Ever-underrated, Tony Scott went on to helm meathead masterpieces like “The Last Boy Scout,” “True Romance,” “Crimson Tide” and his fantastic final film, “Unstoppable.” Scott was for so long a lowbrow pariah in critical circles, it’s been enormously gratifying in recent years to watch young writers latching onto his work, citing Scott’s formal innovations as the trailblazer in a school that’s come to be called “vulgar auteurism.” His big brother Ridley might have been more respectable and won Oscars for his visionary science-fiction pictures and humorless historical epics, but I always preferred Tony’s lowbrow laughs and his sense of what fun, silly things these big blockbusters could be. (To my knowledge, he's still the only director who has his entire filmography engraved upon his headstone.)
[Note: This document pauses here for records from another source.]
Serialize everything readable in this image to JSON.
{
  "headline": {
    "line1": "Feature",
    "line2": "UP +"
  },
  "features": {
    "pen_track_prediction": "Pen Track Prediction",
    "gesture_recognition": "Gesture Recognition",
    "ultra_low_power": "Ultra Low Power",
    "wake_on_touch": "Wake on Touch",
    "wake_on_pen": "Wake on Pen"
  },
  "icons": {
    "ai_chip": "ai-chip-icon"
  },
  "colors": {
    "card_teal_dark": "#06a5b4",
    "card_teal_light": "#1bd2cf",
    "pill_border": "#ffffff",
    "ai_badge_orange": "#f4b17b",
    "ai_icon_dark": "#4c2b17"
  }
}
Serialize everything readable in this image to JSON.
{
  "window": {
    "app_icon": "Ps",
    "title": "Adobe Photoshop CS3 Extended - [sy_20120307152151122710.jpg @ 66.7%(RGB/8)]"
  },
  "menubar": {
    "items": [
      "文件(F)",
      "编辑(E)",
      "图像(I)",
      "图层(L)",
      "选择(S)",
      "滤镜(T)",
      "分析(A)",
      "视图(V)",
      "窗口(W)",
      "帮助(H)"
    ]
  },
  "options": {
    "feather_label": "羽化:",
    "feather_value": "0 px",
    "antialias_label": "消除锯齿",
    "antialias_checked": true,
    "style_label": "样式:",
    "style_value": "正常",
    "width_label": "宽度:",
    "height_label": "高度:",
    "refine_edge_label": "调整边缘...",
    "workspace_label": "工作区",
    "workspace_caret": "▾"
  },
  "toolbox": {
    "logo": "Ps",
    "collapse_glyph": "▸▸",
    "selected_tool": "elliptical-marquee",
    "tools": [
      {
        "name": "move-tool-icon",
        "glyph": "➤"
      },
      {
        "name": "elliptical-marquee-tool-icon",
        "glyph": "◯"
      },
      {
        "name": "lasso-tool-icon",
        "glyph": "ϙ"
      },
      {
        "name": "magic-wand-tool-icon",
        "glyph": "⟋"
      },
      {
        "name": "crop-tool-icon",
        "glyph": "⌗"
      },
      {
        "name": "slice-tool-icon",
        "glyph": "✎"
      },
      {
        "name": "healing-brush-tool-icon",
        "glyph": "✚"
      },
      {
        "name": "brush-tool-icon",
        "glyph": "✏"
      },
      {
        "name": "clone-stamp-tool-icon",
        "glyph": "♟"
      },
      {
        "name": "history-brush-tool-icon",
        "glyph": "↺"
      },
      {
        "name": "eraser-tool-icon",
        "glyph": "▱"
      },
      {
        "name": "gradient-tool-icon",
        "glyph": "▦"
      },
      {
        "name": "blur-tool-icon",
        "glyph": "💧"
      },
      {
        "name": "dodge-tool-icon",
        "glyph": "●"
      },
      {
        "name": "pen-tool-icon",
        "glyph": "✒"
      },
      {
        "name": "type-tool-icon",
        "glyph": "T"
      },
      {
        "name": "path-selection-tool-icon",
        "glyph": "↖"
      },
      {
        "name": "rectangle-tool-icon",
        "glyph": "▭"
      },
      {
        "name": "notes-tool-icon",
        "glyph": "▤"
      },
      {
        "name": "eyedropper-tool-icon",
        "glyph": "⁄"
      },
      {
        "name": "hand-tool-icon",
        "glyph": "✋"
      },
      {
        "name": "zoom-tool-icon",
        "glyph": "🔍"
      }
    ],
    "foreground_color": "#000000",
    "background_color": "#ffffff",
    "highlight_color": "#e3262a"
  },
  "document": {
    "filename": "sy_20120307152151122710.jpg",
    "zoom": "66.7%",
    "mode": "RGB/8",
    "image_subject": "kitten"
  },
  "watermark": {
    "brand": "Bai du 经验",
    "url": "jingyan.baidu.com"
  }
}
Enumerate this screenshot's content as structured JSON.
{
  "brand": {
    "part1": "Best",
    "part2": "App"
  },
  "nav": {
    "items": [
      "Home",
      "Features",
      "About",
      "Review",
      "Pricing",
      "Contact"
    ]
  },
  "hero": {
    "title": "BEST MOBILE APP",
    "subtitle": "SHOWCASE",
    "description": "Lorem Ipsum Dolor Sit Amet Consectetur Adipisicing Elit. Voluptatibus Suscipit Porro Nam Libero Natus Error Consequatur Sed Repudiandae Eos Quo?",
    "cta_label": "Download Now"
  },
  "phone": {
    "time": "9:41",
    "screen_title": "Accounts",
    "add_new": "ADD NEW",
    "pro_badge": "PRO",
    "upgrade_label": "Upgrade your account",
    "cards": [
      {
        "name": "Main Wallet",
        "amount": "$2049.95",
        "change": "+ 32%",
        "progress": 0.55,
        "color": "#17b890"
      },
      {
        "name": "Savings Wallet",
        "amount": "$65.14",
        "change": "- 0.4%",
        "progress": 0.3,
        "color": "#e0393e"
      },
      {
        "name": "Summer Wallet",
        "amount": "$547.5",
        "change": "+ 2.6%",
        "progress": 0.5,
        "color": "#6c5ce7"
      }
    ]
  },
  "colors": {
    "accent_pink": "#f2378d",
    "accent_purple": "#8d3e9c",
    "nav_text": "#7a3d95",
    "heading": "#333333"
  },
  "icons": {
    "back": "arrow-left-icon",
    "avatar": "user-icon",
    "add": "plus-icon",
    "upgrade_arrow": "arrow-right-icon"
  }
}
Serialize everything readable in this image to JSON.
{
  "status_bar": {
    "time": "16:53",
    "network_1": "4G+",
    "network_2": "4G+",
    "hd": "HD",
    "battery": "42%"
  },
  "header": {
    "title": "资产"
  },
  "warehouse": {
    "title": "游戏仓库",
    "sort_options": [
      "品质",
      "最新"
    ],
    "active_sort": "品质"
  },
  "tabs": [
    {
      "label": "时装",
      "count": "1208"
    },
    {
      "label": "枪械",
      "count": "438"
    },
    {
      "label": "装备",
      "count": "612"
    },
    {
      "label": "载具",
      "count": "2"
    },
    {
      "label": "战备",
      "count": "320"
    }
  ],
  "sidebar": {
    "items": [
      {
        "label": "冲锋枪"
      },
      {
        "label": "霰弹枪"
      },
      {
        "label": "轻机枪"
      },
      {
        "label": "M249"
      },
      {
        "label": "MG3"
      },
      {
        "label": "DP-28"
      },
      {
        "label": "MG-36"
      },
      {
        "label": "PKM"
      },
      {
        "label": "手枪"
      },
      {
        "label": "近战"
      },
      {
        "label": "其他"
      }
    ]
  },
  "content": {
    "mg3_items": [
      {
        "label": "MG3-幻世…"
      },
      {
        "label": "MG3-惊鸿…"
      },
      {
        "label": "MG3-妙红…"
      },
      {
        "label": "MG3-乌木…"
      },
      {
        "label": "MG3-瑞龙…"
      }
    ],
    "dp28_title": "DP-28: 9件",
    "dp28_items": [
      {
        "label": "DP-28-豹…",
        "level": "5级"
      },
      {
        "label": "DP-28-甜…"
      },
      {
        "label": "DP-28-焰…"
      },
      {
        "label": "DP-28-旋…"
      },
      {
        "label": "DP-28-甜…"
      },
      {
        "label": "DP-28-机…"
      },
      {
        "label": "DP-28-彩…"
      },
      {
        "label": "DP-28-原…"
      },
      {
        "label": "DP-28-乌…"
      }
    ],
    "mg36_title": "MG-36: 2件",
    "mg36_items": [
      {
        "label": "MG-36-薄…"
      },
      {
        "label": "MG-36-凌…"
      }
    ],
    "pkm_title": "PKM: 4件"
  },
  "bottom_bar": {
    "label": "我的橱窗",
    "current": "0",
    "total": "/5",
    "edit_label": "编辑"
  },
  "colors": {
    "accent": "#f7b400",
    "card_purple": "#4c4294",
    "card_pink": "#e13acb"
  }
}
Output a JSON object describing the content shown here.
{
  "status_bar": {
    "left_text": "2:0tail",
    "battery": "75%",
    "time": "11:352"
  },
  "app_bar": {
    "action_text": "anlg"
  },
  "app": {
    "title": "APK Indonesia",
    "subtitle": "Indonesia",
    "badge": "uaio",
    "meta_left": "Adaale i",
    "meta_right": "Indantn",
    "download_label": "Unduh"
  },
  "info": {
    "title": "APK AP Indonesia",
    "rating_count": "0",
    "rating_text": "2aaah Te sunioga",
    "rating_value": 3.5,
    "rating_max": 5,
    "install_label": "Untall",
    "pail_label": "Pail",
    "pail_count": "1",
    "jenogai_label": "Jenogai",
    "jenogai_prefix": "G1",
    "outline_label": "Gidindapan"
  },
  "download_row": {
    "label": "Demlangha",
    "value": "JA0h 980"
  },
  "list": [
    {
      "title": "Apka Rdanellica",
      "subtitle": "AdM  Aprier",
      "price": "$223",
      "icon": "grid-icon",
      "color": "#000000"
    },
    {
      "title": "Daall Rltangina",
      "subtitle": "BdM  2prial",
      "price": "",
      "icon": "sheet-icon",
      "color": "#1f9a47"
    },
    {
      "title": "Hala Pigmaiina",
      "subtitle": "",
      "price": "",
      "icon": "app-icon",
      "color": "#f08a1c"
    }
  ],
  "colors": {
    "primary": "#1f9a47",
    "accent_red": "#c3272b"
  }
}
One of my dearest moviegoing memories was watching “Top Gun” at the Somerville Theatre’s 70mm festival back in 2017, with a six-track magnetic soundtrack that shook the bloody walls and a loud, rowdy crowd that was the exact, perfect level of drunk for the occasion. Everybody was halfway between mocking the movie and adoring it — applauding every iconically absurd line. Seen up close and so massively large, there’s no mistaking “Top Gun” is the work of a disgruntled British art student having a bit of a laugh about all this admittedly awesome American nonsense. What makes the film so much fun is that you’re invited to share it with him.